Where an Irish business pays an amount more than the arm’s length amount in connection with an intragroup transaction, then the legislation will deem the excess payment to be a distribution subject to a potential withholding tax unless an exemption is available.
2017 OECD Guidelines
Ireland’s transfer pricing regime will reflect the 2017 OECD Guidelines as a basis for determining the arm’s length price for intra-group transactions. Finance Act 2019 adopts the accepted practice into Irish domestic tax law, which previously referenced a 2010 version of the OECD Guidelines.
New Documentation Obligations
Larger businesses operating in Ireland must prepare an OECD standard Master and Local Files to evidence their compliance with transfer pricing rules.
An Irish business of any size will have an annual obligation to prepare a Local File if it is a member of a global group that has a turnover greater than €50 million. An Irish business will have a further Master File obligation if it is a member of a global group that has a turnover greater than €250 million. The Master File is a group-wide document that introduces a tax authority to the business, its transfer pricing policies and capital structure.
The Local File is a detailed document seeking to prove that all material intra-group transactions were executed using the arm’s lengths pricing. Businesses have 30 days to submit documentation to Revenue upon request, whereas three months was afforded previously. Failure to prepare and submit the required documentation will attract penalties of €25,000 or greater for larger businesses; or €4,000 for those companies under the €50 million threshold.
Businesses in scope for documentation requirements should bridge gaps with existing documentation to align with the latest OECD standards. A critical new item in the Local File is to reconcile transfer pricing policies to statutory accounts of the Irish entity.
Extension to Capital Transactions
Intra-group sales and purchases of assets will be subject to Ireland’s transfer pricing rules if the market value of the assets is more than €25 million. If valuations of those assets do not satisfy the OECD arm’s length standards, then Irish businesses can be exposed to further capital gains tax on sales or reduced capital allowance relief (i.e., tax depreciation) on acquisitions.
While Ireland’s tax regime contains pre-existing provisions about capital transactions, the extension of transfer pricing rules adds prescribed documentation obligations and compliance requirements for asset transfer transactions. In specific conditions, other provisions in tax legislation supersede transfer pricing rules, thereby, removing the arm’s length value requirement for pricing the relevant assets.
Extension of the New Rules to include Non-Trading Transactions
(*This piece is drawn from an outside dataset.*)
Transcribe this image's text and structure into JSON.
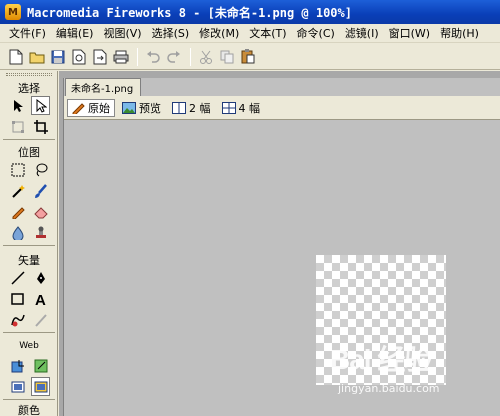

Transfer pricing rules in Ireland only apply to income earned or expenses incurred related to trade, i.e. in general terms, profits subject to the 12.5% tax rate. Transfer pricing rules will apply to Irish entities that are subject to tax, with a few exemptions. There has been pressure to discourage a form of non-trading transaction, referred to as Interest-Free Loans, granted by Irish companies to non-Irish affiliates. These arrangements can yield tax savings outside Ireland. Certain businesses now have until 31 December 2019 to identify and to execute their preferred alternative arrangement to the interest-free, intra-group lending that was the target of this legislation. Finance Act 2019 exempts non-trading transactions involving two parties both subject to Irish taxation, i.e. wholly domestic transactions, provided the arrangement has no tax avoidance motive or benefit.
The next steps?
Serious consideration needs to be afforded to the new legislative changes introduced in the Finance Act 2019 in respect of Transfer Pricing. The new rules are likely to impact all areas of Irish businesses in some manner and will undoubtedly need to be considered when implementing any new structures, inter-group transactions or cross bordered arrangements.
If you have any questions about the above, or if you would like to discuss this topic further, please contact a member of the Mazars corporate tax team below: -